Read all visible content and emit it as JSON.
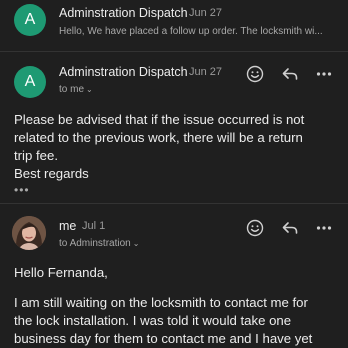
{
  "messages": [
    {
      "avatar_letter": "A",
      "sender": "Adminstration Dispatch",
      "date": "Jun 27",
      "snippet": "Hello, We have placed a follow up order. The locksmith wi..."
    },
    {
      "avatar_letter": "A",
      "sender": "Adminstration Dispatch",
      "date": "Jun 27",
      "recipient": "to me",
      "body_lines": [
        "Please be advised that if the issue occurred is not",
        "related to the previous work, there will be a return",
        "trip fee.",
        "Best regards"
      ],
      "trimmed_indicator": "•••"
    },
    {
      "sender": "me",
      "date": "Jul 1",
      "recipient": "to Adminstration",
      "greeting": "Hello Fernanda,",
      "body_lines": [
        "I am still waiting on the locksmith to contact me for",
        "the lock installation. I was told it would take one",
        "business day for them to contact me and I have yet"
      ]
    }
  ],
  "icons": {
    "emoji": "emoji-react-icon",
    "reply": "reply-icon",
    "more": "more-options-icon",
    "caret": "chevron-down-icon"
  },
  "colors": {
    "background": "#1f1f1f",
    "avatar": "#1e9a73",
    "divider": "#333333"
  }
}
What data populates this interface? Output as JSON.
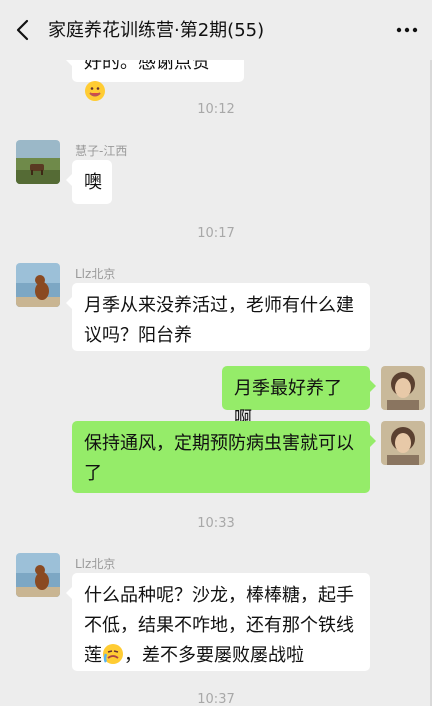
{
  "header": {
    "title": "家庭养花训练营·第2期(55)"
  },
  "messages": {
    "partial_top": {
      "text": "好的。感谢点赞"
    },
    "ts1": "10:12",
    "m1": {
      "sender": "慧子-江西",
      "text": "噢"
    },
    "ts2": "10:17",
    "m2": {
      "sender": "Llz北京",
      "text": "月季从来没养活过，老师有什么建议吗？阳台养"
    },
    "m3": {
      "text": "月季最好养了啊"
    },
    "m4": {
      "text": "保持通风，定期预防病虫害就可以了"
    },
    "ts3": "10:33",
    "m5": {
      "sender": "Llz北京",
      "text_a": "什么品种呢？沙龙，棒棒糖，起手不低，结果不咋地，还有那个铁线莲",
      "text_b": "，差不多要屡败屡战啦"
    },
    "ts4": "10:37"
  },
  "icons": {
    "back": "chevron-left-icon",
    "more": "more-dots-icon",
    "smile": "smile-emoji-icon",
    "cry": "crying-emoji-icon"
  },
  "colors": {
    "background": "#ededed",
    "incoming_bubble": "#ffffff",
    "outgoing_bubble": "#95ec69",
    "timestamp": "#a8a8a8"
  }
}
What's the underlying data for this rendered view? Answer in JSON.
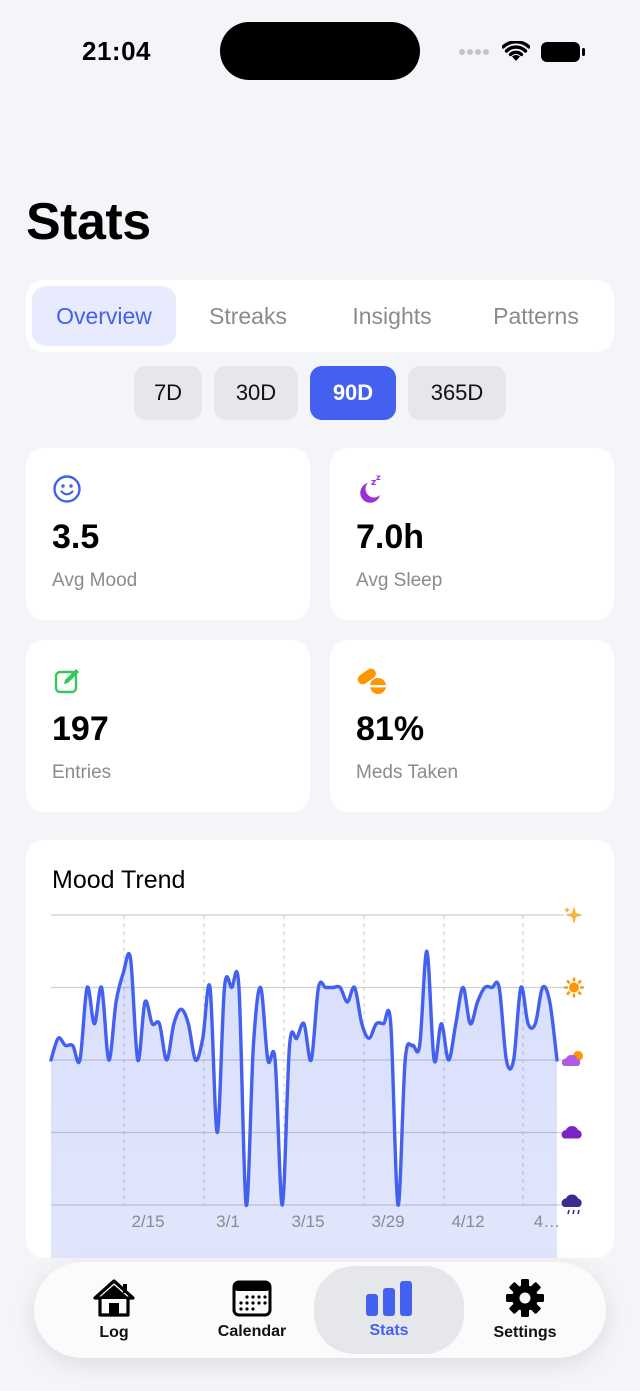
{
  "status": {
    "time": "21:04"
  },
  "page": {
    "title": "Stats"
  },
  "tabs": [
    "Overview",
    "Streaks",
    "Insights",
    "Patterns"
  ],
  "ranges": [
    "7D",
    "30D",
    "90D",
    "365D"
  ],
  "cards": {
    "mood": {
      "value": "3.5",
      "label": "Avg Mood",
      "icon": "smiley-icon"
    },
    "sleep": {
      "value": "7.0h",
      "label": "Avg Sleep",
      "icon": "moon-zzz-icon"
    },
    "entries": {
      "value": "197",
      "label": "Entries",
      "icon": "edit-square-icon"
    },
    "meds": {
      "value": "81%",
      "label": "Meds Taken",
      "icon": "pills-icon"
    }
  },
  "colors": {
    "accent": "#4361ee",
    "green": "#34c759",
    "purple": "#9b30d9",
    "orange": "#ff9500"
  },
  "chart": {
    "title": "Mood Trend"
  },
  "chart_data": {
    "type": "area",
    "title": "Mood Trend",
    "ylim": [
      1,
      5
    ],
    "y_icons": [
      "sparkles-icon",
      "sun-icon",
      "sun-behind-cloud-icon",
      "cloud-icon",
      "rain-cloud-icon"
    ],
    "x_tick_labels": [
      "2/15",
      "3/1",
      "3/15",
      "3/29",
      "4/12",
      "4…"
    ],
    "grid": true,
    "series": [
      {
        "values": [
          3,
          3.3,
          3.2,
          3.2,
          3,
          4,
          3.5,
          4,
          3,
          3.8,
          4.2,
          4.4,
          3,
          3.8,
          3.5,
          3.5,
          3,
          3.5,
          3.7,
          3.5,
          3,
          3.3,
          4,
          2,
          4,
          4,
          4,
          1,
          3.2,
          4,
          3,
          3,
          1,
          3.2,
          3.3,
          3.5,
          3,
          4,
          4,
          4,
          4,
          3.8,
          4,
          3.5,
          3.3,
          3.5,
          3.5,
          3.5,
          1,
          3,
          3.2,
          3.2,
          4.5,
          3,
          3.5,
          3,
          3.5,
          4,
          3.5,
          3.8,
          4,
          4,
          4,
          3,
          3,
          4,
          3.5,
          3.5,
          4,
          3.8,
          3
        ]
      }
    ]
  },
  "tabbar": [
    {
      "label": "Log",
      "icon": "house-icon"
    },
    {
      "label": "Calendar",
      "icon": "calendar-icon"
    },
    {
      "label": "Stats",
      "icon": "bar-chart-icon"
    },
    {
      "label": "Settings",
      "icon": "gear-icon"
    }
  ]
}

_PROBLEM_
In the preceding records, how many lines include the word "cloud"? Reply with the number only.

_TASK OUTPUT_
3